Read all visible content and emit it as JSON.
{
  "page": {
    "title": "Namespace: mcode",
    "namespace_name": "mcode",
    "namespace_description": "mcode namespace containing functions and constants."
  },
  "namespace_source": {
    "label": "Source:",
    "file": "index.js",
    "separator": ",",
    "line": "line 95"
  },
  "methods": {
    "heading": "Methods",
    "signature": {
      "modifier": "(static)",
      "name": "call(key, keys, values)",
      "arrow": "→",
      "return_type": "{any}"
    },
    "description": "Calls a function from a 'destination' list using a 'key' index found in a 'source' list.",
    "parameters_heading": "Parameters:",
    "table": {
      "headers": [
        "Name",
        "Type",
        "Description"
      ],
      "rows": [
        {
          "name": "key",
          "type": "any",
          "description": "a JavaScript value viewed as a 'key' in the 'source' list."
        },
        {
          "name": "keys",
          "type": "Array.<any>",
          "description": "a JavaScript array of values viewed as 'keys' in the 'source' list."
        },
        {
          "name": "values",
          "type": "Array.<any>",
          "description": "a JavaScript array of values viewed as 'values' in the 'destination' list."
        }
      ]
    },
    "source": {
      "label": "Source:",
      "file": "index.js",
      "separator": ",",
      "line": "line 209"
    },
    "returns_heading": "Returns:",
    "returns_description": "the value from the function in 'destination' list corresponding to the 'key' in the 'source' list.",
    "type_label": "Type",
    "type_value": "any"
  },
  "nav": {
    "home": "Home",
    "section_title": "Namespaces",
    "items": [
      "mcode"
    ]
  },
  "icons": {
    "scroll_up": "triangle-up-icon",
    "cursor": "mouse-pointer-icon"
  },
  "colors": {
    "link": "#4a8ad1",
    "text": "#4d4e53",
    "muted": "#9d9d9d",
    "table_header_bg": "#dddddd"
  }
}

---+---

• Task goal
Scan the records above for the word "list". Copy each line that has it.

• Answer section
    "description": "Calls a function from a 'destination' list using a 'key' index found in a 'source' list.",
          "description": "a JavaScript value viewed as a 'key' in the 'source' list."
          "description": "a JavaScript array of values viewed as 'keys' in the 'source' list."
          "description": "a JavaScript array of values viewed as 'values' in the 'destination' list."
    "returns_description": "the value from the function in 'destination' list corresponding to the 'key' in the 'source' list.",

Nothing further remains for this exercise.